I don’t have any connections that I know of, but when I started to look into the stone-quarrying history of Manitoba, I found that most of the stone-workers had come from Orkney. Then I realised that many people had come from Orkney to Manitoba with the Hudson’s Bay Company, and so I felt I had to go and see the island. I had already been to the Hebrides and at first I thought I would use my knowledge of those islands when I was writing the book. But Orkney was so clearly different, and so I was glad I went. It was a wonderful trip for us. There’s so much to see. That’s when I changed Magnus’s surname to Flett. I had another name for him, but it didn’t appear in the phonebook on the island, while Flett was on every gravestone – and then I realised there were also a lot of Fletts in Manitoba.
Do you think Canadian writing has similarities with Scottish writing, in
the sense that there is a lot of connecting history between the two
Scotland and Canada share a similarity in being at the north of much larger powers; and culturally, there are links. So I think it’s not a bad parallel, really. Writing has always come from the edge, not the centre, and both Scotland and Canada are at the edge. And, of course, women are at the edge of the edge. Women writers in Canada have tended to be more prominent, although, book by book, there are still far more by men, reviewed by men, and published by men.
I wonder if that’s to do with the way writing is marketed – men’s writing can tend to be more themed, more conventionally about something. Women’s writing is perhaps less easy to pigeonhole.
Except as women’s writing. Or domestic fiction – that’s the one I hate!
How do you cope with the publicity side to being a well-known writer? Isn’t it funny to be marketed as a thing?
Yes! And you’re always afraid that people will be disappointed when they meet the thing. You’ve read the book, now here’s the body.
One of the characters in Dressing Up for the Carnival finds herself in that position, feeling very ordinary in this rather extraordinary situation.
Yes. People are always telling you that you shouldn’t write about writers, and I guess mainly I haven’t, but I just felt I wanted to write about that whole situation. It’s like people saying, ‘don’t write about university life because no-one’s interested in that,’ but if it’s part of your life, why shouldn’t you write about it?
Which writers do you particularly enjoy?

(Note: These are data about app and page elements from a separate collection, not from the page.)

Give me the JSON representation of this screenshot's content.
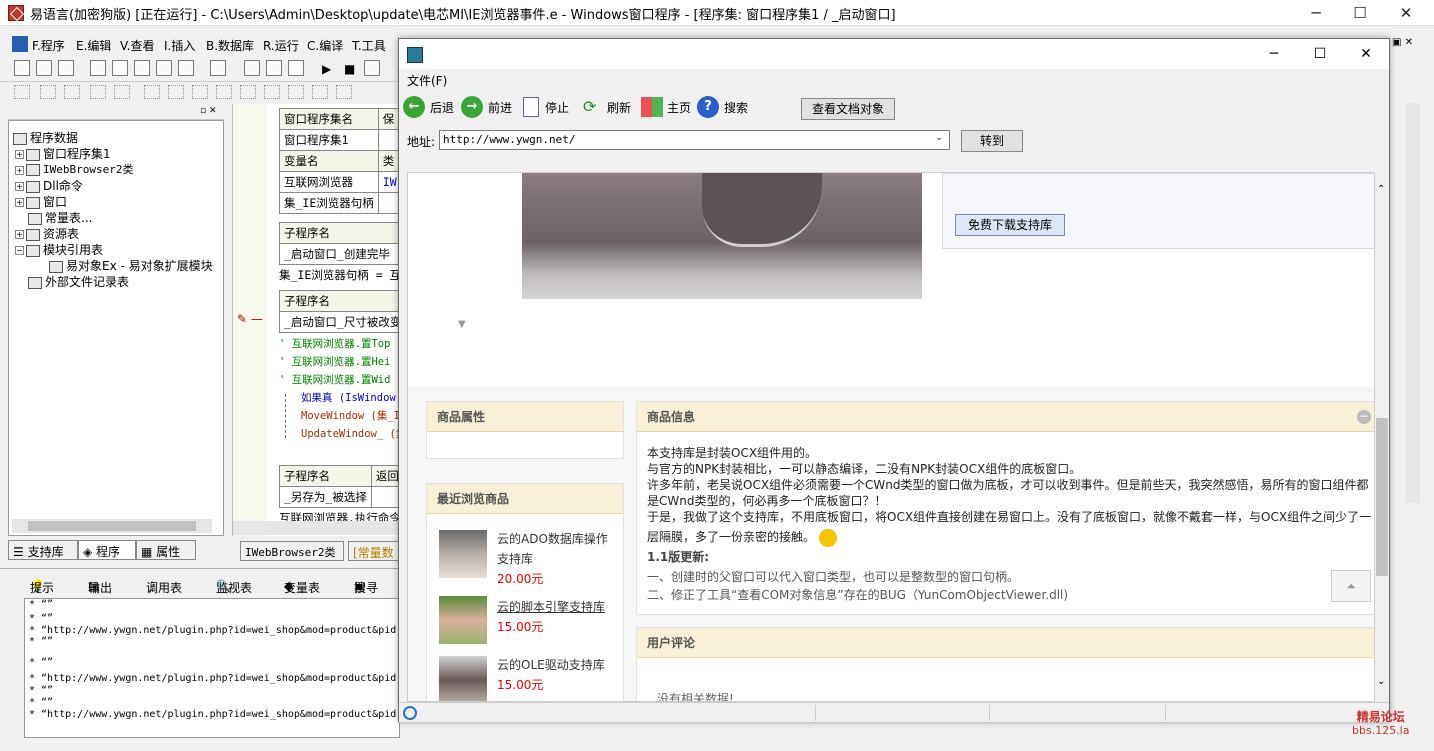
{
  "main_window": {
    "title": "易语言(加密狗版) [正在运行] - C:\\Users\\Admin\\Desktop\\update\\电芯MI\\IE浏览器事件.e - Windows窗口程序 - [程序集: 窗口程序集1 / _启动窗口]"
  },
  "menu": [
    "F.程序",
    "E.编辑",
    "V.查看",
    "I.插入",
    "B.数据库",
    "R.运行",
    "C.编译",
    "T.工具"
  ],
  "tree": {
    "root": "程序数据",
    "items": [
      "窗口程序集1",
      "IWebBrowser2类",
      "Dll命令",
      "窗口",
      "常量表...",
      "资源表",
      "模块引用表",
      "易对象Ex - 易对象扩展模块",
      "外部文件记录表"
    ]
  },
  "left_tabs": [
    "支持库",
    "程序",
    "属性"
  ],
  "code": {
    "t1_h": [
      "窗口程序集名",
      "保"
    ],
    "t1_r": [
      "窗口程序集1",
      ""
    ],
    "t2_h": [
      "变量名",
      "类"
    ],
    "t2_r1": [
      "互联网浏览器",
      "IW"
    ],
    "t2_r2": [
      "集_IE浏览器句柄",
      ""
    ],
    "t3_h": "子程序名",
    "t3_r": "_启动窗口_创建完毕",
    "line1": "集_IE浏览器句柄 = 互",
    "t4_h": "子程序名",
    "t4_r": "_启动窗口_尺寸被改变",
    "c1": "' 互联网浏览器.置Top",
    "c2": "' 互联网浏览器.置Hei",
    "c3": "' 互联网浏览器.置Wid",
    "c4": "如果真 (IsWindow",
    "c5": "MoveWindow (集_IE",
    "c6": "UpdateWindow_ (集",
    "t5_h": [
      "子程序名",
      "返回"
    ],
    "t5_r": "_另存为_被选择",
    "line2": "互联网浏览器.执行命令"
  },
  "code_tabs": [
    "IWebBrowser2类",
    "[常量数"
  ],
  "bottom_tabs": [
    "提示",
    "输出",
    "调用表",
    "监视表",
    "变量表",
    "搜寻"
  ],
  "output_lines": [
    "* “”",
    "* “”",
    "* “http://www.ywgn.net/plugin.php?id=wei_shop&mod=product&pid",
    "* “”",
    "* “”",
    "* “http://www.ywgn.net/plugin.php?id=wei_shop&mod=product&pid",
    "* “”",
    "* “”",
    "* “http://www.ywgn.net/plugin.php?id=wei_shop&mod=product&pid"
  ],
  "browser": {
    "menu_file": "文件(F)",
    "back": "后退",
    "forward": "前进",
    "stop": "停止",
    "refresh": "刷新",
    "home": "主页",
    "search": "搜索",
    "view_doc": "查看文档对象",
    "address_label": "地址:",
    "address": "http://www.ywgn.net/",
    "go": "转到",
    "page": {
      "download_btn": "免费下载支持库",
      "attr_header": "商品属性",
      "info_header": "商品信息",
      "info_lines": [
        "本支持库是封装OCX组件用的。",
        "与官方的NPK封装相比，一可以静态编译，二没有NPK封装OCX组件的底板窗口。",
        "许多年前，老吴说OCX组件必须需要一个CWnd类型的窗口做为底板，才可以收到事件。但是前些天，我突然感悟，易所有的窗口组件都",
        "是CWnd类型的，何必再多一个底板窗口？！",
        "于是，我做了这个支持库，不用底板窗口，将OCX组件直接创建在易窗口上。没有了底板窗口，就像不戴套一样，与OCX组件之间少了一",
        "层隔膜，多了一份亲密的接触。"
      ],
      "update_title": "1.1版更新:",
      "update_lines": [
        "一、创建时的父窗口可以代入窗口类型，也可以是整数型的窗口句柄。",
        "二、修正了工具“查看COM对象信息”存在的BUG（YunComObjectViewer.dll)"
      ],
      "recent_header": "最近浏览商品",
      "products": [
        {
          "name1": "云的ADO数据库操作",
          "name2": "支持库",
          "price": "20.00元"
        },
        {
          "name1": "云的脚本引擎支持库",
          "name2": "",
          "price": "15.00元"
        },
        {
          "name1": "云的OLE驱动支持库",
          "name2": "",
          "price": "15.00元"
        }
      ],
      "review_header": "用户评论",
      "review_empty": "没有相关数据!"
    }
  },
  "watermark": {
    "line1": "精易论坛",
    "line2": "bbs.125.la"
  }
}
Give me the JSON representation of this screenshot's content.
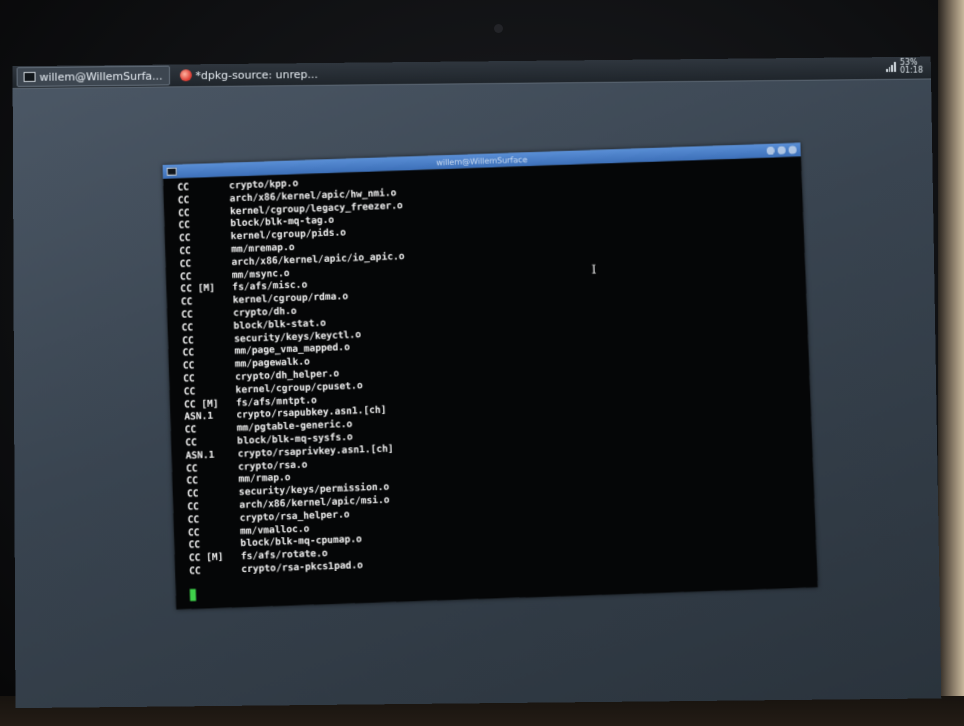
{
  "taskbar": {
    "tasks": [
      {
        "label": "willem@WillemSurfa...",
        "icon": "terminal-icon",
        "active": true
      },
      {
        "label": "*dpkg-source: unrep...",
        "icon": "package-warning-icon",
        "active": false
      }
    ],
    "tray": {
      "battery": "53%",
      "clock": "01:18"
    }
  },
  "terminal": {
    "title": "willem@WillemSurface",
    "lines": [
      {
        "tag": "CC",
        "path": "crypto/kpp.o"
      },
      {
        "tag": "CC",
        "path": "arch/x86/kernel/apic/hw_nmi.o"
      },
      {
        "tag": "CC",
        "path": "kernel/cgroup/legacy_freezer.o"
      },
      {
        "tag": "CC",
        "path": "block/blk-mq-tag.o"
      },
      {
        "tag": "CC",
        "path": "kernel/cgroup/pids.o"
      },
      {
        "tag": "CC",
        "path": "mm/mremap.o"
      },
      {
        "tag": "CC",
        "path": "arch/x86/kernel/apic/io_apic.o"
      },
      {
        "tag": "CC",
        "path": "mm/msync.o"
      },
      {
        "tag": "CC [M]",
        "path": "fs/afs/misc.o"
      },
      {
        "tag": "CC",
        "path": "kernel/cgroup/rdma.o"
      },
      {
        "tag": "CC",
        "path": "crypto/dh.o"
      },
      {
        "tag": "CC",
        "path": "block/blk-stat.o"
      },
      {
        "tag": "CC",
        "path": "security/keys/keyctl.o"
      },
      {
        "tag": "CC",
        "path": "mm/page_vma_mapped.o"
      },
      {
        "tag": "CC",
        "path": "mm/pagewalk.o"
      },
      {
        "tag": "CC",
        "path": "crypto/dh_helper.o"
      },
      {
        "tag": "CC",
        "path": "kernel/cgroup/cpuset.o"
      },
      {
        "tag": "CC [M]",
        "path": "fs/afs/mntpt.o"
      },
      {
        "tag": "ASN.1",
        "path": "crypto/rsapubkey.asn1.[ch]"
      },
      {
        "tag": "CC",
        "path": "mm/pgtable-generic.o"
      },
      {
        "tag": "CC",
        "path": "block/blk-mq-sysfs.o"
      },
      {
        "tag": "ASN.1",
        "path": "crypto/rsaprivkey.asn1.[ch]"
      },
      {
        "tag": "CC",
        "path": "crypto/rsa.o"
      },
      {
        "tag": "CC",
        "path": "mm/rmap.o"
      },
      {
        "tag": "CC",
        "path": "security/keys/permission.o"
      },
      {
        "tag": "CC",
        "path": "arch/x86/kernel/apic/msi.o"
      },
      {
        "tag": "CC",
        "path": "crypto/rsa_helper.o"
      },
      {
        "tag": "CC",
        "path": "mm/vmalloc.o"
      },
      {
        "tag": "CC",
        "path": "block/blk-mq-cpumap.o"
      },
      {
        "tag": "CC [M]",
        "path": "fs/afs/rotate.o"
      },
      {
        "tag": "CC",
        "path": "crypto/rsa-pkcs1pad.o"
      }
    ],
    "cursor_color": "#3fd14a"
  }
}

Alice Munro is a remarkable writer. In fact, I’ve just written to her because there was a story of hers in the New Yorker recently that I thought was so wonderful. It’s about a long marriage, and you don’t often read about that. It was so tender. I love John Updike and Cynthia Ozick. She’s got a real toughness to her. I think Lorrie Moore is great, her humour is so black. And Jane Austen, of course, I’ve always been interested in Jane Austen. Some of Martin Amis – but not his underworld stuff. Middle-period Iris Murdoch. Henry James, Grace Paley – I keep feeling I have met her because I have heard her interviewed on the radio and that voice is so surprising – her New York growl. Her stories always have so many surprises. I belong to a women’s book discussion club, but the other night I was invited to a men’s book club, and I came away thinking that men are even more different than I already realised! They read mostly male writers and only one woman writer per year, which is the exact opposite of what we do in our club. They also interrupt each other a lot and don’t want to know anything about each other’s work or children.
How do you go about your work as a full-time writer?
Virginia Woolf said – I think in Three Guineas – that writers don’t need the stimulation of travel, they need under-stimulation, the same things around them, and sitting down at the same time every day to write. It just spoke to my heart. We lose so much of the narrative that floats around us – it just slips through our fingers. There are so many stories that haven’t been told – during the period when people were illiterate, for example; or the stories that women haven’t been able to tell; or the stories that you can’t tell because they’re too strange for anyone to believe.